### Requirement
What you return should be each line of the data containing the string "Usar".

### Supplied entries
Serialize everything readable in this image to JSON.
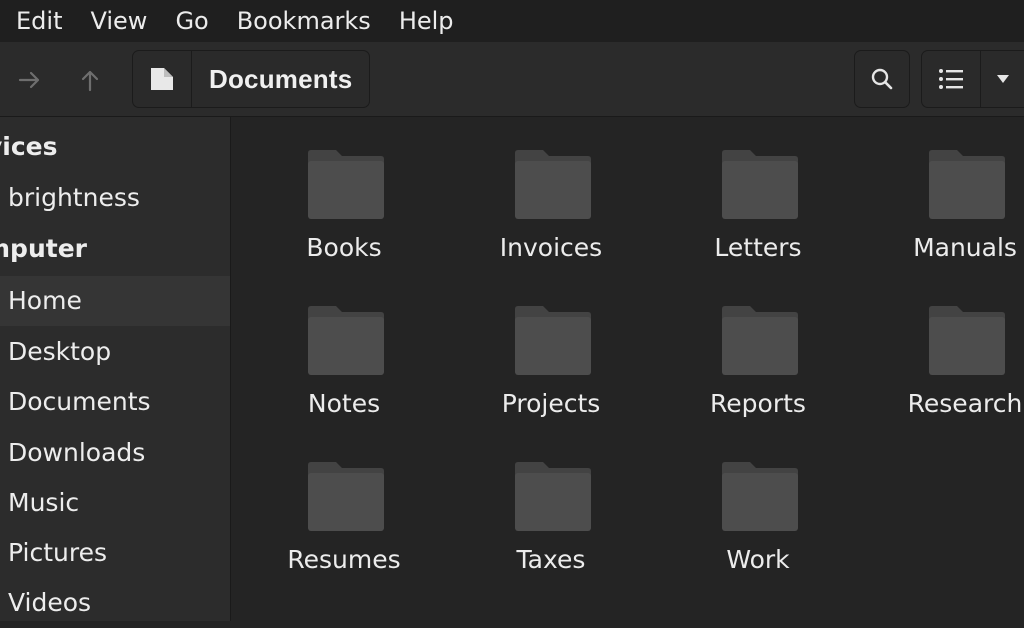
{
  "menu": [
    "Edit",
    "View",
    "Go",
    "Bookmarks",
    "Help"
  ],
  "path": {
    "current": "Documents"
  },
  "sidebar": {
    "items": [
      {
        "label": "vices",
        "type": "header"
      },
      {
        "label": "brightness",
        "type": "item"
      },
      {
        "label": "mputer",
        "type": "header"
      },
      {
        "label": "Home",
        "type": "item",
        "selected": true
      },
      {
        "label": "Desktop",
        "type": "item"
      },
      {
        "label": "Documents",
        "type": "item"
      },
      {
        "label": "Downloads",
        "type": "item"
      },
      {
        "label": "Music",
        "type": "item"
      },
      {
        "label": "Pictures",
        "type": "item"
      },
      {
        "label": "Videos",
        "type": "item"
      }
    ]
  },
  "folders": [
    "Books",
    "Invoices",
    "Letters",
    "Manuals",
    "Notes",
    "Projects",
    "Reports",
    "Research",
    "Resumes",
    "Taxes",
    "Work"
  ],
  "colors": {
    "folder": "#4d4d4d",
    "folder_tab": "#434343",
    "background": "#242424",
    "sidebar": "#2c2c2c",
    "selected": "#353535"
  }
}
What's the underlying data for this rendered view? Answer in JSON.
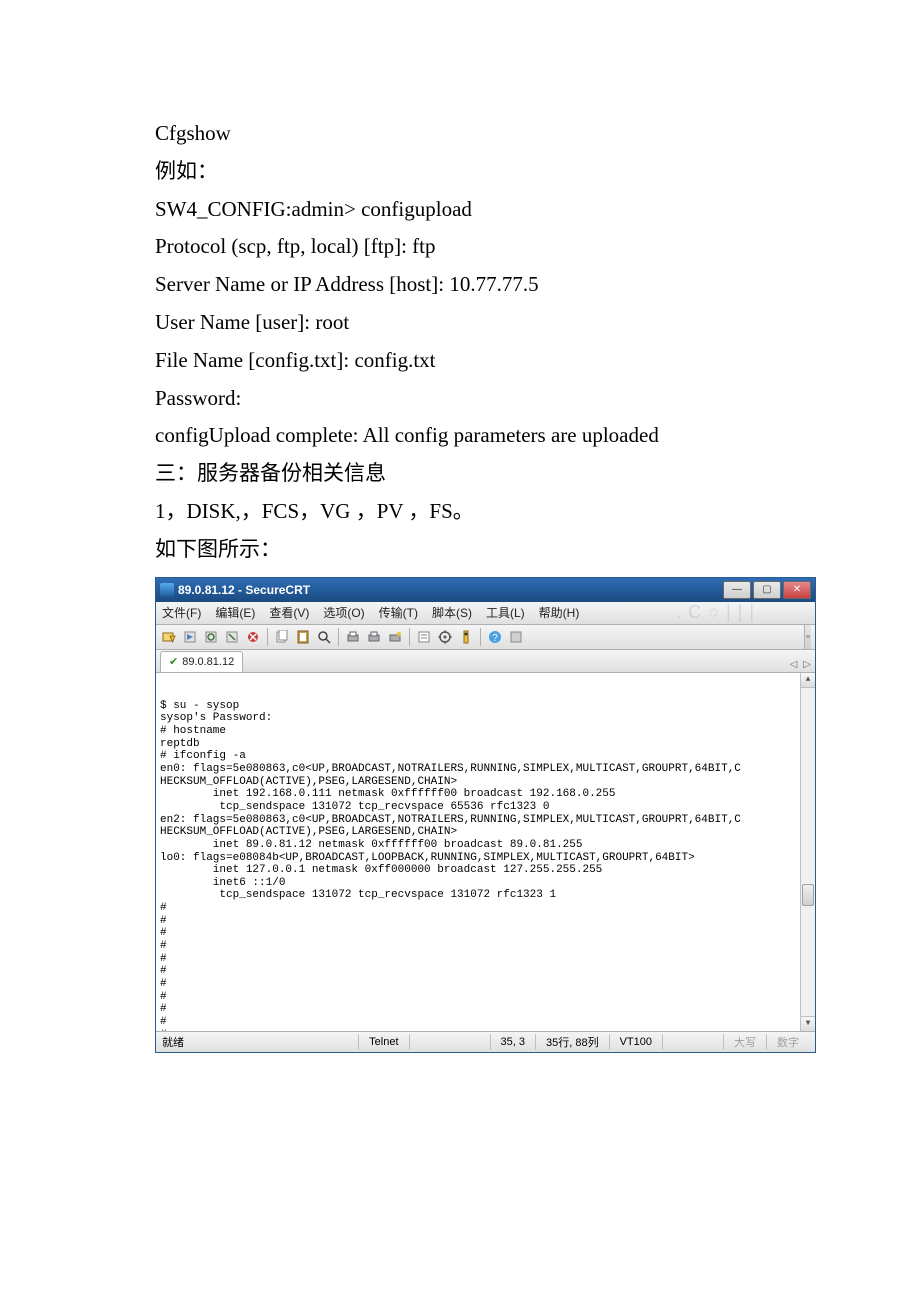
{
  "doc": {
    "l1": "Cfgshow",
    "l2": "例如：",
    "l3": "SW4_CONFIG:admin> configupload",
    "l4": "Protocol (scp, ftp, local) [ftp]: ftp",
    "l5": "Server Name or IP Address [host]: 10.77.77.5",
    "l6": "User Name [user]: root",
    "l7": "File Name [config.txt]: config.txt",
    "l8": "Password:",
    "l9": "configUpload complete: All config parameters are uploaded",
    "l10": "三：服务器备份相关信息",
    "l11": "1，DISK,，FCS，VG ，PV ，FS。",
    "l12": "如下图所示："
  },
  "window": {
    "title": "89.0.81.12 - SecureCRT",
    "btn_min": "—",
    "btn_max": "▢",
    "btn_close": "✕"
  },
  "menu": {
    "file": "文件(F)",
    "edit": "编辑(E)",
    "view": "查看(V)",
    "options": "选项(O)",
    "transfer": "传输(T)",
    "script": "脚本(S)",
    "tools": "工具(L)",
    "help": "帮助(H)"
  },
  "tab": {
    "name": "89.0.81.12",
    "arrow_left": "◁",
    "arrow_right": "▷"
  },
  "terminal": {
    "output": "$ su - sysop\nsysop's Password:\n# hostname\nreptdb\n# ifconfig -a\nen0: flags=5e080863,c0<UP,BROADCAST,NOTRAILERS,RUNNING,SIMPLEX,MULTICAST,GROUPRT,64BIT,C\nHECKSUM_OFFLOAD(ACTIVE),PSEG,LARGESEND,CHAIN>\n        inet 192.168.0.111 netmask 0xffffff00 broadcast 192.168.0.255\n         tcp_sendspace 131072 tcp_recvspace 65536 rfc1323 0\nen2: flags=5e080863,c0<UP,BROADCAST,NOTRAILERS,RUNNING,SIMPLEX,MULTICAST,GROUPRT,64BIT,C\nHECKSUM_OFFLOAD(ACTIVE),PSEG,LARGESEND,CHAIN>\n        inet 89.0.81.12 netmask 0xffffff00 broadcast 89.0.81.255\nlo0: flags=e08084b<UP,BROADCAST,LOOPBACK,RUNNING,SIMPLEX,MULTICAST,GROUPRT,64BIT>\n        inet 127.0.0.1 netmask 0xff000000 broadcast 127.255.255.255\n        inet6 ::1/0\n         tcp_sendspace 131072 tcp_recvspace 131072 rfc1323 1\n#\n#\n#\n#\n#\n#\n#\n#\n#\n#\n#\n#\n#\n#\n#\n#\n#\n#"
  },
  "status": {
    "ready": "就绪",
    "protocol": "Telnet",
    "pos": "35,  3",
    "dim": "35行, 88列",
    "term": "VT100",
    "caps": "大写",
    "num": "数字"
  }
}
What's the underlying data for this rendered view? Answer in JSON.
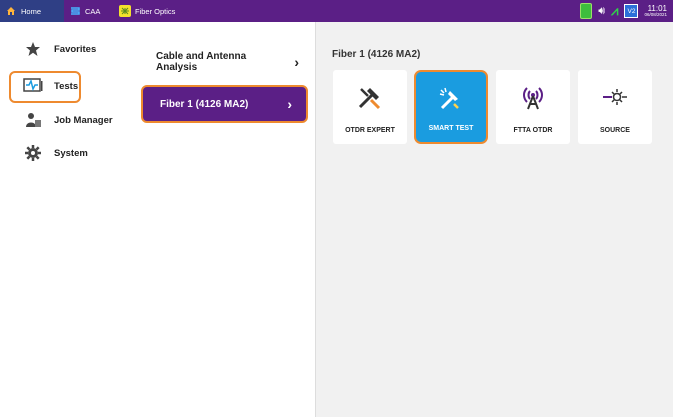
{
  "topbar": {
    "tabs": [
      {
        "label": "Home",
        "icon": "home-icon"
      },
      {
        "label": "CAA",
        "icon": "caa-icon"
      },
      {
        "label": "Fiber Optics",
        "icon": "fiber-optics-icon"
      }
    ],
    "status": {
      "v2": "V2",
      "time": "11:01",
      "date": "06/08/2021"
    }
  },
  "sidebar": {
    "items": [
      {
        "label": "Favorites",
        "icon": "star-icon"
      },
      {
        "label": "Tests",
        "icon": "tests-icon"
      },
      {
        "label": "Job Manager",
        "icon": "job-manager-icon"
      },
      {
        "label": "System",
        "icon": "gear-icon"
      }
    ]
  },
  "middle": {
    "items": [
      {
        "label": "Cable and Antenna Analysis"
      },
      {
        "label": "Fiber 1 (4126 MA2)"
      }
    ]
  },
  "main": {
    "title": "Fiber 1 (4126 MA2)",
    "tiles": [
      {
        "label": "OTDR EXPERT",
        "icon": "otdr-expert-icon"
      },
      {
        "label": "SMART TEST",
        "icon": "smart-test-icon"
      },
      {
        "label": "FTTA OTDR",
        "icon": "ftta-otdr-icon"
      },
      {
        "label": "SOURCE",
        "icon": "source-icon"
      }
    ]
  },
  "colors": {
    "topbar": "#5b1f86",
    "home_tab": "#2f3f85",
    "selected": "#5b1f86",
    "highlight": "#ee8a2f",
    "smart_tile": "#1a9ce0"
  }
}
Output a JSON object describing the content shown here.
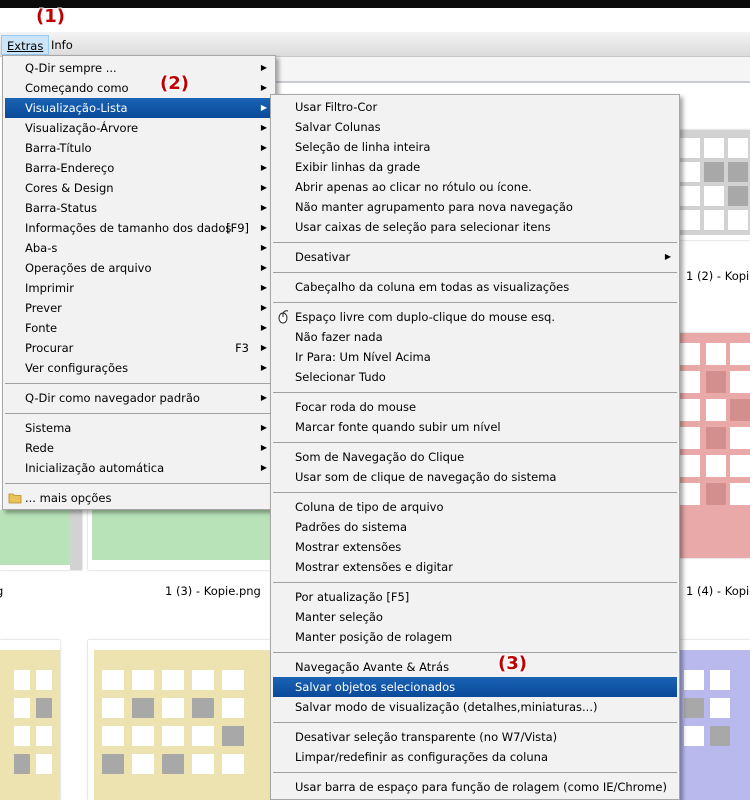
{
  "menubar": {
    "extras": "Extras",
    "info": "Info"
  },
  "annotations": {
    "one": "(1)",
    "two": "(2)",
    "three": "(3)"
  },
  "captions": {
    "c1": "1 (2) - Kopie",
    "c2": "1 (3) - Kopie.png",
    "c3": "1 (4) - Kopie",
    "c4": "g"
  },
  "extras_menu": {
    "items": [
      {
        "label": "Q-Dir sempre ...",
        "arrow": "▶"
      },
      {
        "label": "Começando como",
        "arrow": "▶"
      },
      {
        "label": "Visualização-Lista",
        "arrow": "▶"
      },
      {
        "label": "Visualização-Árvore",
        "arrow": "▶"
      },
      {
        "label": "Barra-Título",
        "arrow": "▶"
      },
      {
        "label": "Barra-Endereço",
        "arrow": "▶"
      },
      {
        "label": "Cores & Design",
        "arrow": "▶"
      },
      {
        "label": "Barra-Status",
        "arrow": "▶"
      },
      {
        "label": "Informações de tamanho dos dados",
        "shortcut": "[F9]",
        "arrow": "▶"
      },
      {
        "label": "Aba-s",
        "arrow": "▶"
      },
      {
        "label": "Operações de arquivo",
        "arrow": "▶"
      },
      {
        "label": "Imprimir",
        "arrow": "▶"
      },
      {
        "label": "Prever",
        "arrow": "▶"
      },
      {
        "label": "Fonte",
        "arrow": "▶"
      },
      {
        "label": "Procurar",
        "shortcut": "F3",
        "arrow": "▶"
      },
      {
        "label": "Ver configurações",
        "arrow": "▶"
      },
      {
        "label": "Q-Dir como navegador padrão",
        "arrow": "▶"
      },
      {
        "label": "Sistema",
        "arrow": "▶"
      },
      {
        "label": "Rede",
        "arrow": "▶"
      },
      {
        "label": "Inicialização automática",
        "arrow": "▶"
      },
      {
        "label": "... mais opções"
      }
    ]
  },
  "list_menu": {
    "items": [
      {
        "label": "Usar Filtro-Cor"
      },
      {
        "label": "Salvar Colunas"
      },
      {
        "label": "Seleção de linha inteira"
      },
      {
        "label": "Exibir linhas da grade"
      },
      {
        "label": "Abrir apenas ao clicar no rótulo ou ícone."
      },
      {
        "label": "Não manter agrupamento para nova navegação"
      },
      {
        "label": "Usar caixas de seleção para selecionar itens"
      },
      {
        "label": "Desativar",
        "arrow": "▶"
      },
      {
        "label": "Cabeçalho da coluna em todas as visualizações"
      },
      {
        "label": "Espaço livre com duplo-clique do mouse esq."
      },
      {
        "label": "Não fazer nada"
      },
      {
        "label": "Ir Para: Um Nível Acima"
      },
      {
        "label": "Selecionar Tudo"
      },
      {
        "label": "Focar roda do mouse"
      },
      {
        "label": "Marcar fonte quando subir um nível"
      },
      {
        "label": "Som de Navegação do Clique"
      },
      {
        "label": "Usar som de clique de navegação do sistema"
      },
      {
        "label": "Coluna de tipo de arquivo"
      },
      {
        "label": "Padrões do sistema"
      },
      {
        "label": "Mostrar extensões"
      },
      {
        "label": "Mostrar extensões e digitar"
      },
      {
        "label": "Por atualização [F5]"
      },
      {
        "label": "Manter seleção"
      },
      {
        "label": "Manter posição de rolagem"
      },
      {
        "label": "Navegação Avante & Atrás"
      },
      {
        "label": "Salvar objetos selecionados"
      },
      {
        "label": "Salvar modo de visualização (detalhes,miniaturas...)"
      },
      {
        "label": "Desativar seleção transparente (no W7/Vista)"
      },
      {
        "label": "Limpar/redefinir as configurações da coluna"
      },
      {
        "label": "Usar barra de espaço para função de rolagem (como IE/Chrome)"
      }
    ]
  },
  "colors": {
    "highlight": "#0a4a99",
    "annotation": "#c00000",
    "thumb_gray": "#d2d2d2",
    "thumb_red": "#e9a9a9",
    "thumb_green": "#b8e3b8",
    "thumb_yellow": "#ece3b0",
    "thumb_blue": "#b9b9ee"
  }
}
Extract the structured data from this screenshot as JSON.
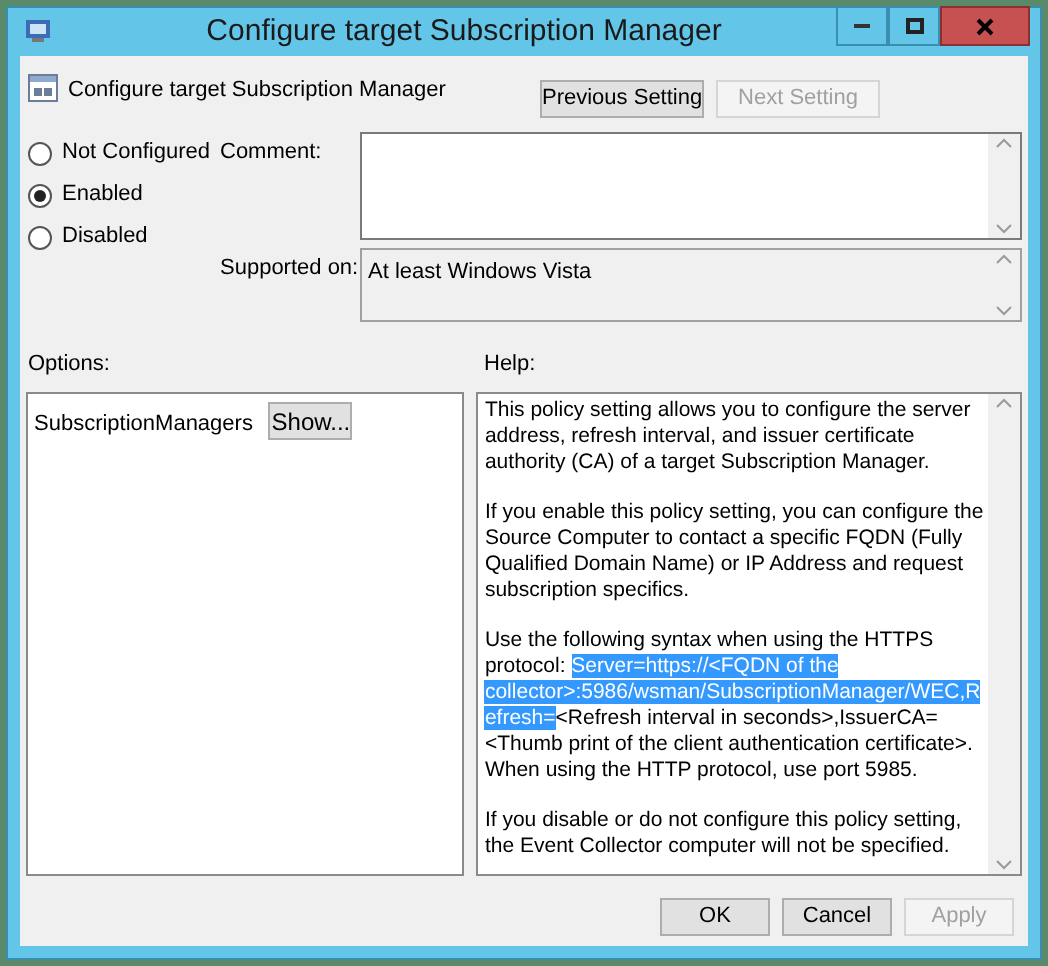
{
  "window": {
    "title": "Configure target Subscription Manager"
  },
  "header": {
    "title": "Configure target Subscription Manager"
  },
  "nav_buttons": [
    {
      "label": "Previous Setting",
      "disabled": false
    },
    {
      "label": "Next Setting",
      "disabled": true
    }
  ],
  "state_options": [
    {
      "label": "Not Configured",
      "selected": false
    },
    {
      "label": "Enabled",
      "selected": true
    },
    {
      "label": "Disabled",
      "selected": false
    }
  ],
  "comment": {
    "label": "Comment:"
  },
  "supported_on": {
    "label": "Supported on:",
    "value": "At least Windows Vista"
  },
  "options": {
    "label": "Options:",
    "item_label": "SubscriptionManagers",
    "button": "Show..."
  },
  "help": {
    "label": "Help:",
    "paragraphs": [
      [
        {
          "text": "This policy setting allows you to configure the server address, refresh interval, and issuer certificate authority (CA) of a target Subscription Manager.",
          "highlighted": false
        }
      ],
      [
        {
          "text": "If you enable this policy setting, you can configure the Source Computer to contact a specific FQDN (Fully Qualified Domain Name) or IP Address and request subscription specifics.",
          "highlighted": false
        }
      ],
      [
        {
          "text": "Use the following syntax when using the HTTPS protocol: ",
          "highlighted": false
        },
        {
          "text": "Server=https://<FQDN of the collector>:5986/wsman/SubscriptionManager/WEC,Refresh=",
          "highlighted": true
        },
        {
          "text": "<Refresh interval in seconds>,IssuerCA=<Thumb print of the client authentication certificate>. When using the HTTP protocol, use port 5985.",
          "highlighted": false
        }
      ],
      [
        {
          "text": "If you disable or do not configure this policy setting, the Event Collector computer will not be specified.",
          "highlighted": false
        }
      ]
    ]
  },
  "buttons": [
    {
      "label": "OK",
      "disabled": false
    },
    {
      "label": "Cancel",
      "disabled": false
    },
    {
      "label": "Apply",
      "disabled": true
    }
  ]
}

### Exercise solution
        "label": "Usar Filtro-Cor"
        "label": "Usar caixas de seleção para selecionar itens"
        "label": "Usar som de clique de navegação do sistema"
        "label": "Usar barra de espaço para função de rolagem (como IE/Chrome)"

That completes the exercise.